UK investors, companies prefer simpler pay disclosures

UK investors and company executives favour reporting for director and executive remuneration that is simpler than what UK regulators have proposed, according to a new report by the UK Financial Reporting Council (FRC) financial reporting lab.

Released Tuesday, the report contains company and investor feedback on regulations proposed in June. The proposed regulations are designed in part to increase transparency with respect to directors’ and executives’ pay for large and medium-sized listed companies. They were released in a consultation by the Department for Business, Innovation & Skills (BIS).

The proposed regulations on directors’ and executives’ pay would revoke and replace Schedule 8 of the Large and Medium-sized Companies and Groups (Accounts and Reports) Regulations 2008, which applies to quoted companies.

The draft regulations proposed a new, two-part remuneration report designed to replace rather than add to current reporting requirements.

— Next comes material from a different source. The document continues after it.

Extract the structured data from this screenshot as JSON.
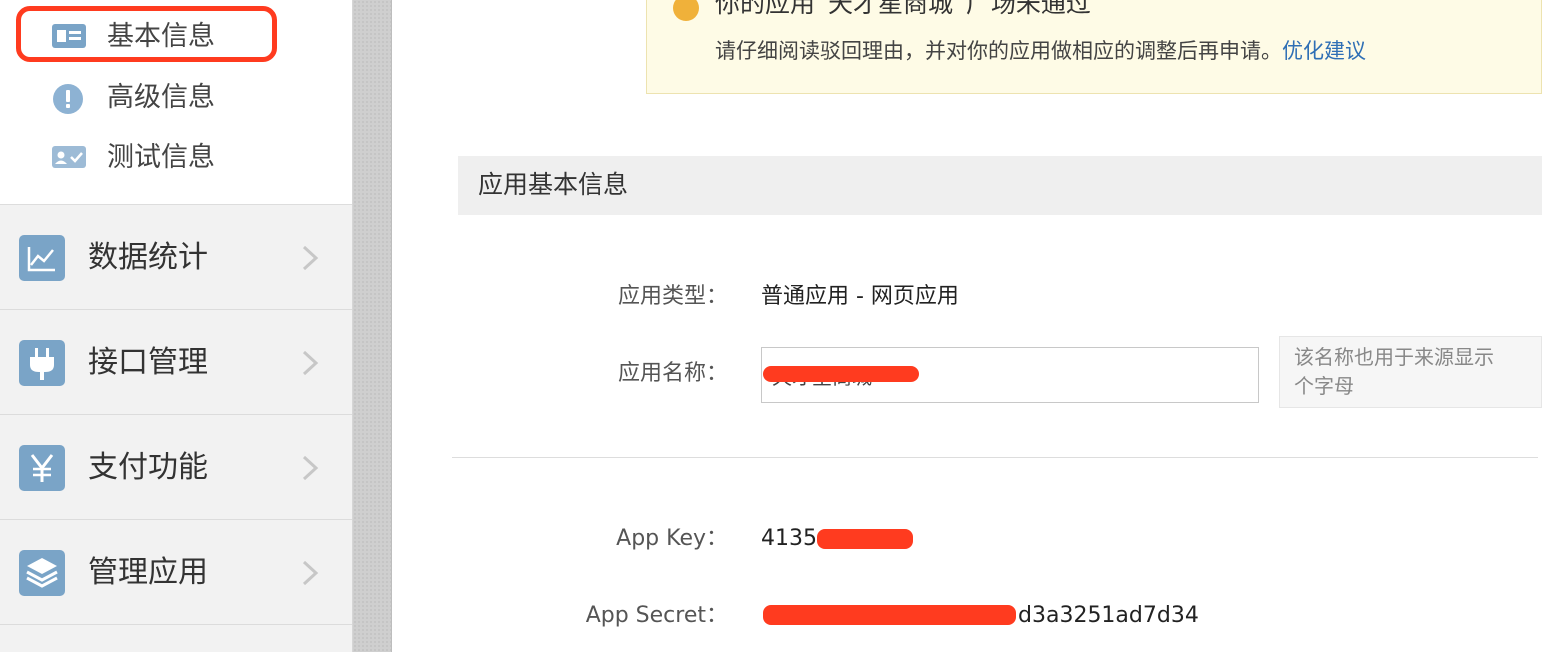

The draft regulations would include a methodology for arriving at a single figure to report, building on a mechanism developed in a previous FRC financial reporting lab project.

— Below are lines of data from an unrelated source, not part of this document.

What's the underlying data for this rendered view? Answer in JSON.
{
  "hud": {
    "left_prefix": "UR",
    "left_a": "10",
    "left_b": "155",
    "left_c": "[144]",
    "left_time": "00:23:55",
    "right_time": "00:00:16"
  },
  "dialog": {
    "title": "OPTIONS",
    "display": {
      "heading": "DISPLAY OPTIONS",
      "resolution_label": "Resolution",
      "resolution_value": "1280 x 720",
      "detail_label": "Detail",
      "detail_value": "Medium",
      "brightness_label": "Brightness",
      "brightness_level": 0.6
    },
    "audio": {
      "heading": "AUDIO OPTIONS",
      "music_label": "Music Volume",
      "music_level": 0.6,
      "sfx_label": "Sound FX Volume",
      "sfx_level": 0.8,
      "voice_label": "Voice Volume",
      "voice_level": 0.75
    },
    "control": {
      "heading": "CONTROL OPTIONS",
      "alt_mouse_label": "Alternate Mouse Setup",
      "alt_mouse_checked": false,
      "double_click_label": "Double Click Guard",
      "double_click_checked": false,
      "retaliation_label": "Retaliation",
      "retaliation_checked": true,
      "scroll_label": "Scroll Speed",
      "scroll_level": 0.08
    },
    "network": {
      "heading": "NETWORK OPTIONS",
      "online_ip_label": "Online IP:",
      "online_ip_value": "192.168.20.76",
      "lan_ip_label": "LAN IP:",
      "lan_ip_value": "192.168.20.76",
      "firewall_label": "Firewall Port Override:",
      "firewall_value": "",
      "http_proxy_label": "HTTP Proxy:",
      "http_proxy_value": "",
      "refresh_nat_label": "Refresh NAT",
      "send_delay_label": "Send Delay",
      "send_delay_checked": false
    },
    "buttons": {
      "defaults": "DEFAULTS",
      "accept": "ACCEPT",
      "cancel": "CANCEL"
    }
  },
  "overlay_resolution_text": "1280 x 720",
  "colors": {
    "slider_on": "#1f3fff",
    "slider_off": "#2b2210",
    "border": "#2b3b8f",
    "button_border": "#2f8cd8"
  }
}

Final regulations are expected to be issued this spring and take effect October 1st.

The second part of the proposed remuneration report would contain annual reporting that would include actual payments to executive directors.

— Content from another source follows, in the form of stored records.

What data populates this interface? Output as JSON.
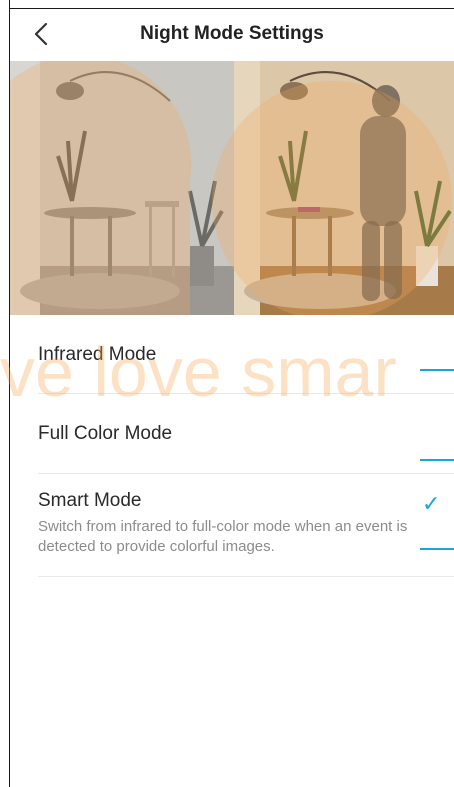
{
  "header": {
    "title": "Night Mode Settings"
  },
  "options": [
    {
      "label": "Infrared Mode",
      "description": "",
      "selected": false
    },
    {
      "label": "Full Color Mode",
      "description": "",
      "selected": false
    },
    {
      "label": "Smart Mode",
      "description": "Switch from infrared to full-color mode when an event is detected to provide colorful images.",
      "selected": true
    }
  ],
  "watermark": "ve love smar",
  "colors": {
    "accent": "#1aa6d6",
    "watermark": "#f7aa5a"
  }
}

The lab report released Tuesday examines:

  • The proposed requirement to include scenario charts demonstrating how directors’ pay varies with performance.
  • The proposed requirement to include a graph comparing CEO pay with company performance, measured using total shareholder return (TSR).

These two issues were frequently identified as areas of concern in responses to the BIS consultation, whose comment period ended in September.

In the lab report, investors and companies agreed that remuneration reports are becoming too long. Investors said they prefer information that is clear, simple and reported consistently, year after year.

Both groups preferred a simplified version of the scenario charts, an example of which is provided in the report. Investors and companies also suggested retaining the currently required, five-year TSR graph and supplementing it with a simple table describing:

  • Historic levels of CEO pay.
  • Information on the level of performance-related elements of pay, against the maximum opportunity.

“We hope the BIS finds the conclusions in this report helpful in their decisions on remuneration reporting requirements,” Sue Harding, the financial reporting lab director, said in a news release.

CIMA Chief Executive Charles Tilley, FCMA, CGMA, is a member of the steering group of the FRC’s financial reporting lab.

Nick Topazio, ACMA, CGMA, CIMA’s innovation specialist focusing on reporting, said the report is an example of the quality of work the FRC financial reporting lab is doing.

“CIMA supports simple, concise and insightful corporate reporting,” Topazio said. “The lab provided the forum for companies and investors to meet and agree on a lower level of disclosure than that proposed by the regulators – a welcome reduction in red tape should result.”

Ken Tysiac ( is a CGMA Magazine senior editor.